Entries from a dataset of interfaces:
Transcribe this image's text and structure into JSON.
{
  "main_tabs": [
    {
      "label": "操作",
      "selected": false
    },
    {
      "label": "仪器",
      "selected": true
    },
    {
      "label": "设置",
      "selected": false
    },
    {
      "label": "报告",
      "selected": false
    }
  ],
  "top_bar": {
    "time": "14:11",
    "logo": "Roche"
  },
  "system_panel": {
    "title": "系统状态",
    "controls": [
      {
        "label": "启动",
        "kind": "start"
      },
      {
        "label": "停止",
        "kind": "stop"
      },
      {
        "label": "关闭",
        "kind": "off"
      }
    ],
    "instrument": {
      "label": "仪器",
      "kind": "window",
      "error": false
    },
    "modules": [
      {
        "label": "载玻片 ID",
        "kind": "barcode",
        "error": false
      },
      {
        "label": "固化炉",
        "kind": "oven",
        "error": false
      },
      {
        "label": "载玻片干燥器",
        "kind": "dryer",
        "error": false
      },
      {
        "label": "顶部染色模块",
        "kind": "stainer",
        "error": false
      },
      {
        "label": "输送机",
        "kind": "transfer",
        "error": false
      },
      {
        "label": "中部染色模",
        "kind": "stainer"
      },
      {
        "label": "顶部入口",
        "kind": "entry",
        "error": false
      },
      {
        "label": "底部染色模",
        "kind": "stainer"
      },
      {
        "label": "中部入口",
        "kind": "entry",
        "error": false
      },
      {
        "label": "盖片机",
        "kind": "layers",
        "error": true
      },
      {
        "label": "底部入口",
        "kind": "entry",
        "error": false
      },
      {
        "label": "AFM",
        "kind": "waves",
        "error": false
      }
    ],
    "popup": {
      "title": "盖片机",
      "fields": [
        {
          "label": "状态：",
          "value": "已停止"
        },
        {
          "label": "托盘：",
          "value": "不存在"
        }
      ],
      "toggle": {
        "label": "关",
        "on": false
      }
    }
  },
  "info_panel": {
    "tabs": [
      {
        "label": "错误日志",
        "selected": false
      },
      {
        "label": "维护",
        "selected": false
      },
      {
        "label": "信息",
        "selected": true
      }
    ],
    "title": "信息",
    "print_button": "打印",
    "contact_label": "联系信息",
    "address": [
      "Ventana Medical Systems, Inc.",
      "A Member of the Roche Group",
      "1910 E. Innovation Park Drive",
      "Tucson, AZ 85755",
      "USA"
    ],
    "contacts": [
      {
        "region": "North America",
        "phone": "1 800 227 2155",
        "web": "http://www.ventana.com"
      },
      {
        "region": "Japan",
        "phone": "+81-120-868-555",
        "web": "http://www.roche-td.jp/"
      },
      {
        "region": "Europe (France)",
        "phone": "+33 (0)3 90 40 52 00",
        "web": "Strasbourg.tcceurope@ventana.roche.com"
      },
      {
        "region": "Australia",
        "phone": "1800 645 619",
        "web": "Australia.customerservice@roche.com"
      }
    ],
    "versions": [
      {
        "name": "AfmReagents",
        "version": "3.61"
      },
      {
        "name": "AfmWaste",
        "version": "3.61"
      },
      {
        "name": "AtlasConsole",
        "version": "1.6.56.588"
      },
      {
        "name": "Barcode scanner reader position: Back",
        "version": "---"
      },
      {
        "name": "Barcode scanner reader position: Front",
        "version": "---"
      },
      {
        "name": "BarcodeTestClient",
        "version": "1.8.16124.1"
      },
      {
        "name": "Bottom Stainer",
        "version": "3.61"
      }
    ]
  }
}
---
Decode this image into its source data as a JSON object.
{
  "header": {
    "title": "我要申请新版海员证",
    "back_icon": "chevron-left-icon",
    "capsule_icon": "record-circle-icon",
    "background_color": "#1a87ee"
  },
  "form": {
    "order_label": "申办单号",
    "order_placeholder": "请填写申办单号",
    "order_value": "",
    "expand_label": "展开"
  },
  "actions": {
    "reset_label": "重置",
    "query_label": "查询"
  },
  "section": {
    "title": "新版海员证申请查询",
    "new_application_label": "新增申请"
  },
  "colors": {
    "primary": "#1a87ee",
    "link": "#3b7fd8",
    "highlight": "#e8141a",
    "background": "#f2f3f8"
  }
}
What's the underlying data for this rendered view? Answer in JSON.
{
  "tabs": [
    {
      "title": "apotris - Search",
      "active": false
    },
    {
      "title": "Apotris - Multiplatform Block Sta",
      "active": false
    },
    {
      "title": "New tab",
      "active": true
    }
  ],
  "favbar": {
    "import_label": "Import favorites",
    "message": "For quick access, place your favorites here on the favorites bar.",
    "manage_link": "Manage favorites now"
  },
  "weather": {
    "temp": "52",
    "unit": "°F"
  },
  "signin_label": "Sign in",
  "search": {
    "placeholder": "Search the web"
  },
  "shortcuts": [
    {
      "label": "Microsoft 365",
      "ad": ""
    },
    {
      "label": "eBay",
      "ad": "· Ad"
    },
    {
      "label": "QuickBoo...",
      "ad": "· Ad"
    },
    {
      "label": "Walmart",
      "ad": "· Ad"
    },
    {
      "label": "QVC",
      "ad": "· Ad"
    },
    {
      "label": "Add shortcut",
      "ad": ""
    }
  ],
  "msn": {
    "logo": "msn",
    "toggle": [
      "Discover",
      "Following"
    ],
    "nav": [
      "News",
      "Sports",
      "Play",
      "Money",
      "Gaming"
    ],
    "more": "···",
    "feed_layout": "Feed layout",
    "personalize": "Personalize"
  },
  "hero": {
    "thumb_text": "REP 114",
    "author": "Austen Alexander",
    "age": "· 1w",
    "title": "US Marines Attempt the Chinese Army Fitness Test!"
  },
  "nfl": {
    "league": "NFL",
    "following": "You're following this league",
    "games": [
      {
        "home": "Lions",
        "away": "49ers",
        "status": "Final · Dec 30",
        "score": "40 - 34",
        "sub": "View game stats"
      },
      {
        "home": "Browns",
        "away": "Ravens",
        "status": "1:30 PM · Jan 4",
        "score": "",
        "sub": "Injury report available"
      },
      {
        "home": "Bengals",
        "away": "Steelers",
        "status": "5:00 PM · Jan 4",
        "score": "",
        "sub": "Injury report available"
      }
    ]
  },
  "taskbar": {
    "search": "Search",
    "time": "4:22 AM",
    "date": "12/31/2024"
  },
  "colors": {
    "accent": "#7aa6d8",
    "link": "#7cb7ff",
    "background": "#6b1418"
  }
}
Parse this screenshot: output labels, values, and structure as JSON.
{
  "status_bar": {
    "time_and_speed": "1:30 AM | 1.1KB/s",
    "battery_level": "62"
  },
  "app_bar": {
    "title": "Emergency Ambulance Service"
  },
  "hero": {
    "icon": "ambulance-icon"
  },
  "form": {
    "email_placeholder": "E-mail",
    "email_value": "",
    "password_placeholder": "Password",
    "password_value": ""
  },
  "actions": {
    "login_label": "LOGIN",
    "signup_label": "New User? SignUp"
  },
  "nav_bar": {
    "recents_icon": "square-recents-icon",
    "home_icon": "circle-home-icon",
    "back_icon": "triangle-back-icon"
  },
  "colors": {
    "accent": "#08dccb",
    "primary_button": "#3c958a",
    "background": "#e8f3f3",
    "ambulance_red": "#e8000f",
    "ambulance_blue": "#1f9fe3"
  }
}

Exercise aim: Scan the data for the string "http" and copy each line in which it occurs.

Exercise solution:
        "web": "http://www.ventana.com"
        "web": "http://www.roche-td.jp/"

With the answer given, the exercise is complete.